━━━━━ EXCERPTED RECORDS

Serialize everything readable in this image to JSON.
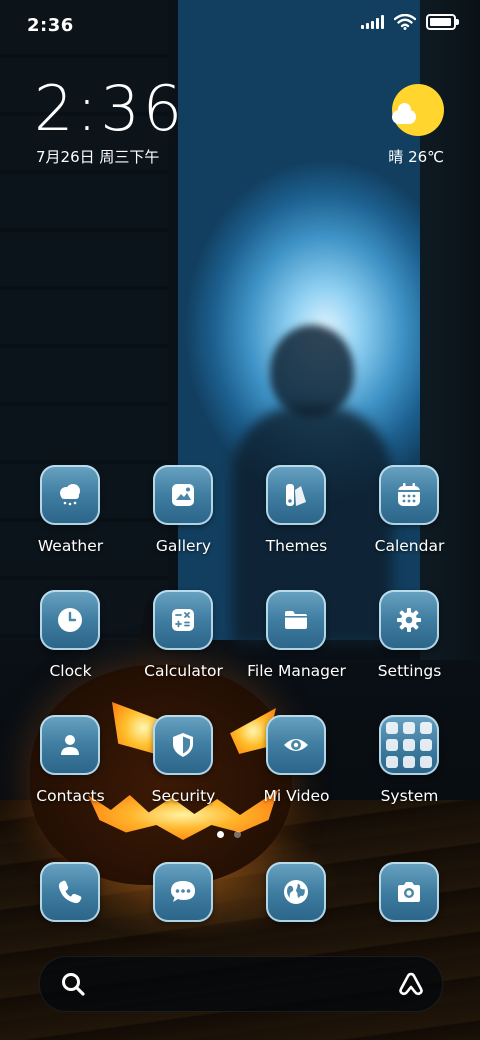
{
  "status_bar": {
    "time": "2:36",
    "battery_level": 0.95
  },
  "clock_widget": {
    "time": "2:36",
    "date": "7月26日 周三下午"
  },
  "weather_widget": {
    "text": "晴 26℃",
    "icon": "sun-cloud-icon"
  },
  "apps": [
    {
      "label": "Weather",
      "icon": "weather-icon"
    },
    {
      "label": "Gallery",
      "icon": "gallery-icon"
    },
    {
      "label": "Themes",
      "icon": "themes-icon"
    },
    {
      "label": "Calendar",
      "icon": "calendar-icon"
    },
    {
      "label": "Clock",
      "icon": "clock-icon"
    },
    {
      "label": "Calculator",
      "icon": "calculator-icon"
    },
    {
      "label": "File Manager",
      "icon": "folder-icon"
    },
    {
      "label": "Settings",
      "icon": "gear-icon"
    },
    {
      "label": "Contacts",
      "icon": "person-icon"
    },
    {
      "label": "Security",
      "icon": "shield-icon"
    },
    {
      "label": "Mi Video",
      "icon": "eye-icon"
    },
    {
      "label": "System",
      "icon": "folder-grid-icon"
    }
  ],
  "dock": [
    {
      "icon": "phone-icon"
    },
    {
      "icon": "message-icon"
    },
    {
      "icon": "browser-globe-icon"
    },
    {
      "icon": "camera-icon"
    }
  ],
  "page_indicator": {
    "current": 1,
    "total": 2
  },
  "colors": {
    "icon_gradient_top": "#6aa3c2",
    "icon_gradient_bottom": "#2b6488",
    "sun": "#ffd52e"
  }
}
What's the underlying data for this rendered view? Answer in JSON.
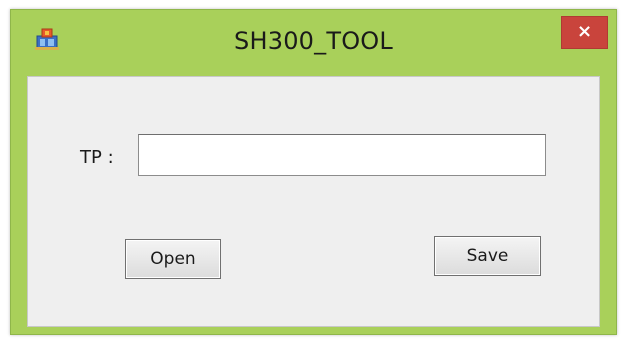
{
  "window": {
    "title": "SH300_TOOL",
    "close_label": "×",
    "title_bar_color": "#a9d05a",
    "close_button_color": "#c9443c",
    "icon": "app-icon"
  },
  "form": {
    "tp_label": "TP :",
    "tp_value": "",
    "open_label": "Open",
    "save_label": "Save"
  }
}
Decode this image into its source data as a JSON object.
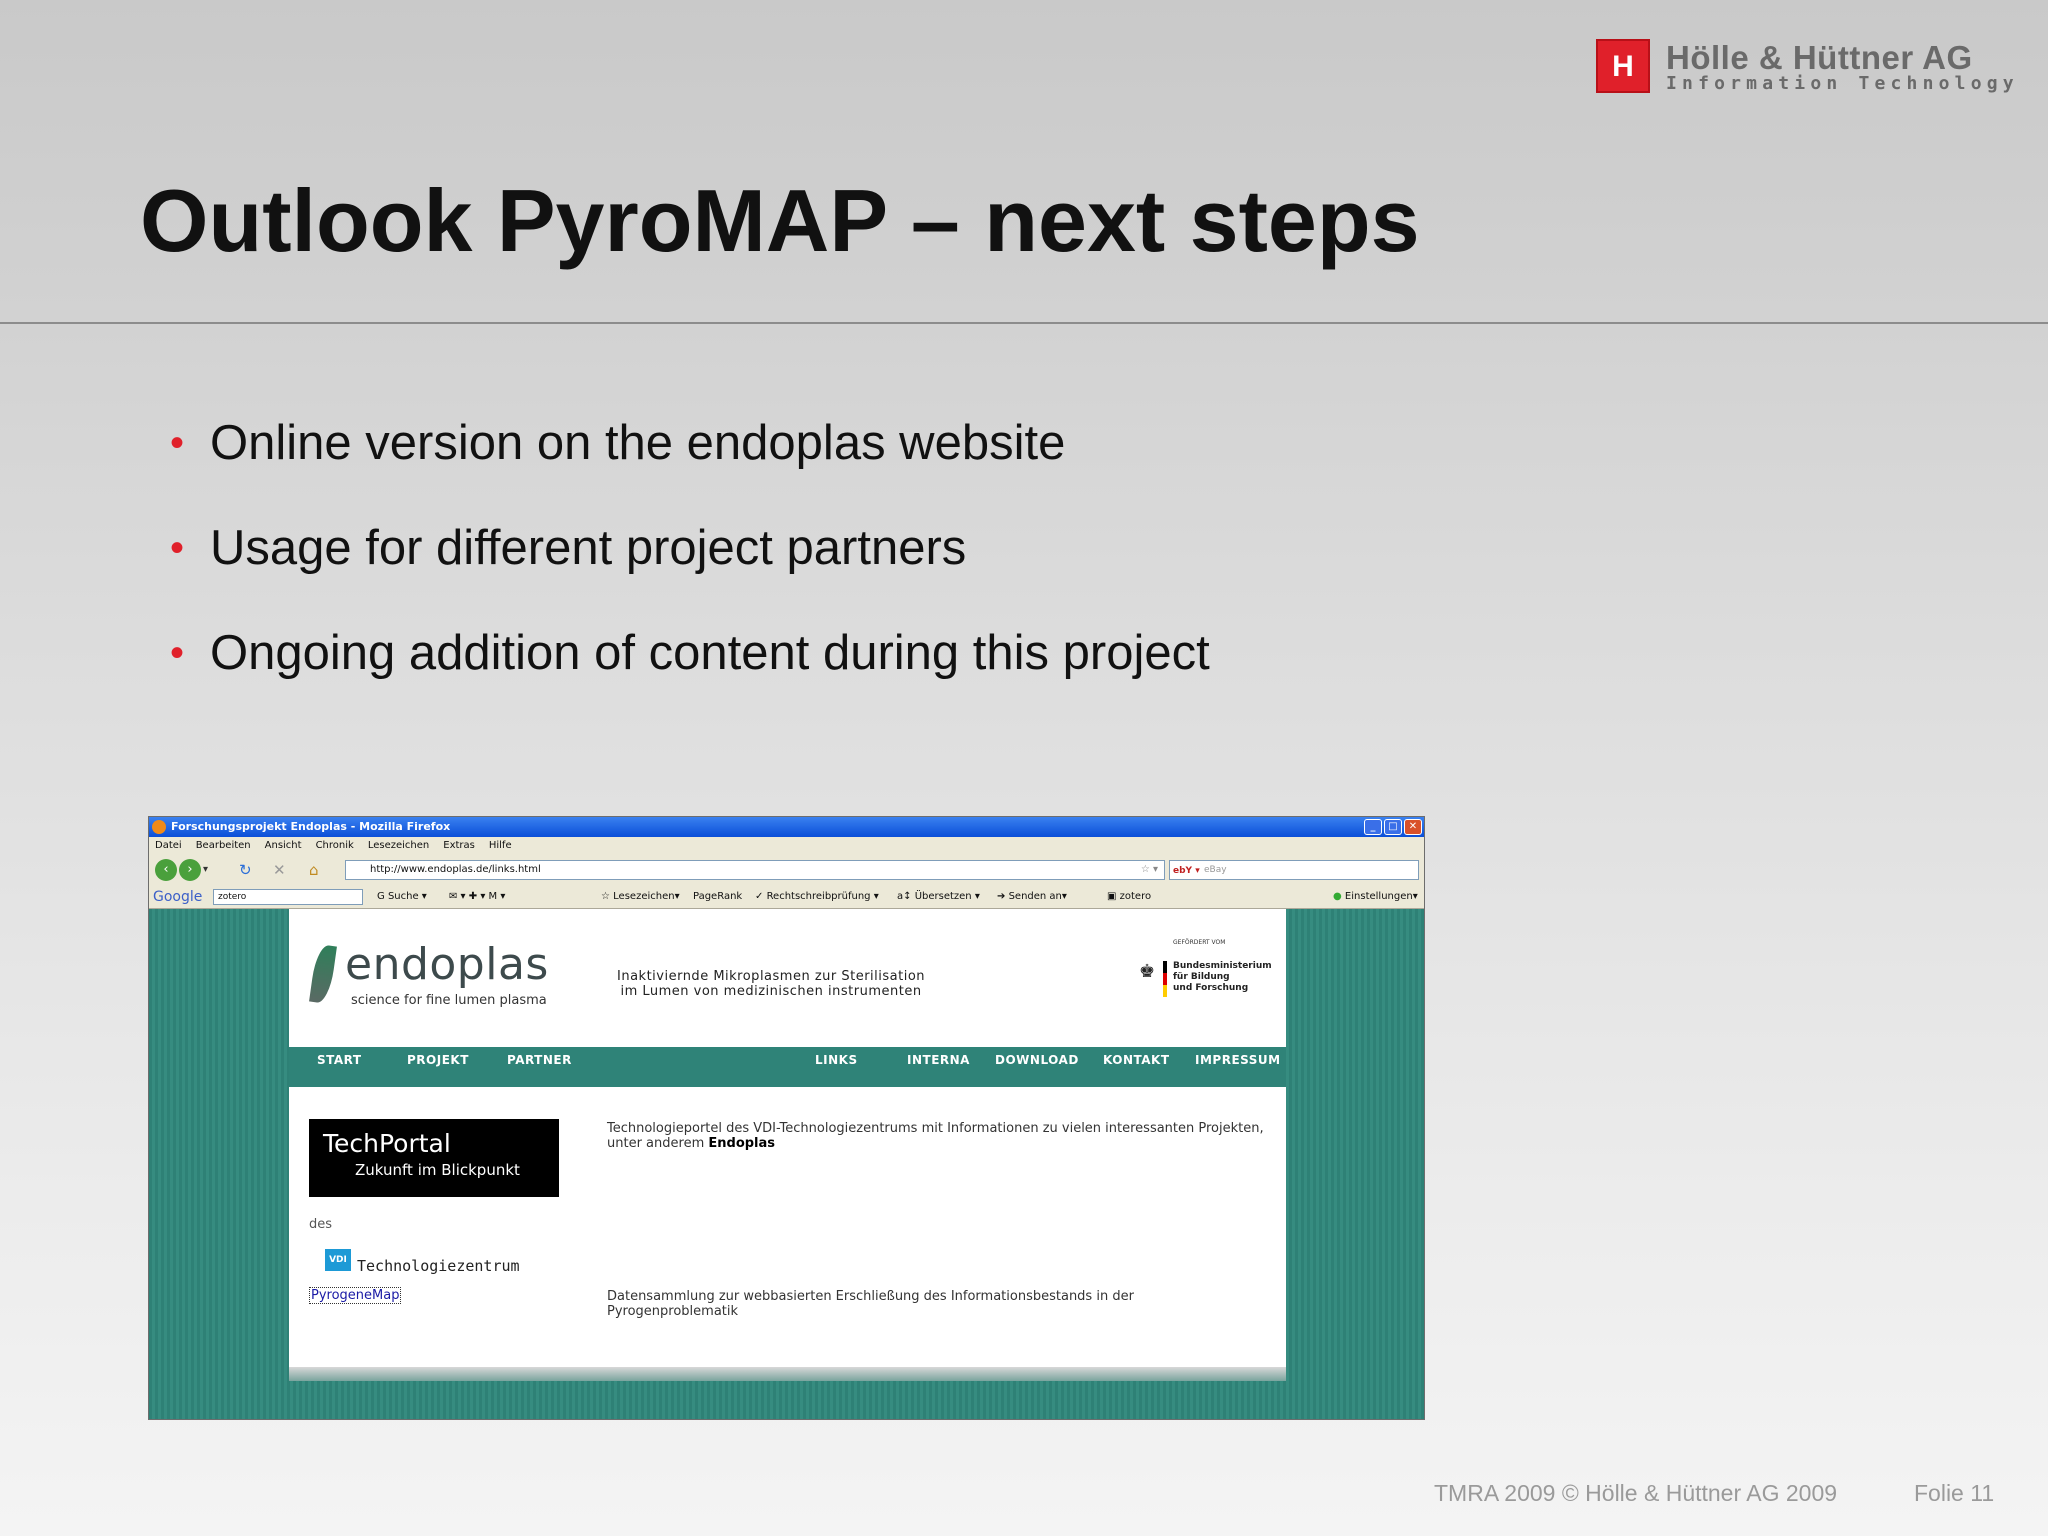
{
  "logo": {
    "mark": "H",
    "name": "Hölle & Hüttner AG",
    "sub": "Information Technology"
  },
  "title": "Outlook PyroMAP – next steps",
  "bullets": [
    "Online version on the endoplas website",
    "Usage for different project partners",
    "Ongoing addition of content during this project"
  ],
  "footer": {
    "copyright": "TMRA 2009 © Hölle & Hüttner AG 2009",
    "slide": "Folie 11"
  },
  "browser": {
    "window_title": "Forschungsprojekt Endoplas - Mozilla Firefox",
    "menu": [
      "Datei",
      "Bearbeiten",
      "Ansicht",
      "Chronik",
      "Lesezeichen",
      "Extras",
      "Hilfe"
    ],
    "url": "http://www.endoplas.de/links.html",
    "search_placeholder": "eBay",
    "google_logo": "Google",
    "google_query": "zotero",
    "toolbar_items": {
      "suche": "Suche",
      "lesezeichen": "Lesezeichen",
      "pagerank": "PageRank",
      "rechtschreib": "Rechtschreibprüfung",
      "uebersetzen": "Übersetzen",
      "senden": "Senden an",
      "zotero": "zotero",
      "einstellungen": "Einstellungen"
    },
    "site": {
      "brand": "endoplas",
      "tagline": "science for fine lumen plasma",
      "slogan_line1": "Inaktiviernde Mikroplasmen zur Sterilisation",
      "slogan_line2": "im Lumen von medizinischen instrumenten",
      "sponsor_top": "GEFÖRDERT VOM",
      "sponsor_line1": "Bundesministerium",
      "sponsor_line2": "für Bildung",
      "sponsor_line3": "und Forschung",
      "nav": [
        "START",
        "PROJEKT",
        "PARTNER",
        "LINKS",
        "INTERNA",
        "DOWNLOAD",
        "KONTAKT",
        "IMPRESSUM"
      ],
      "techportal_title": "TechPortal",
      "techportal_sub": "Zukunft im Blickpunkt",
      "desc1": "Technologieportel des VDI-Technologiezentrums mit Informationen zu vielen interessanten Projekten, unter anderem",
      "desc1_bold": "Endoplas",
      "des": "des",
      "vdi": "VDI",
      "vdi_text": "Technologiezentrum",
      "pyrogene_link": "PyrogeneMap",
      "desc2": "Datensammlung zur webbasierten Erschließung des Informationsbestands in der Pyrogenproblematik"
    }
  }
}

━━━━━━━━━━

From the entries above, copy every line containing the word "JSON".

### FINISHED EXERCISE
Serialize everything readable in this image to JSON.
What's the underlying data for this rendered view? Answer in JSON.
Decode this image into its source data as a JSON object.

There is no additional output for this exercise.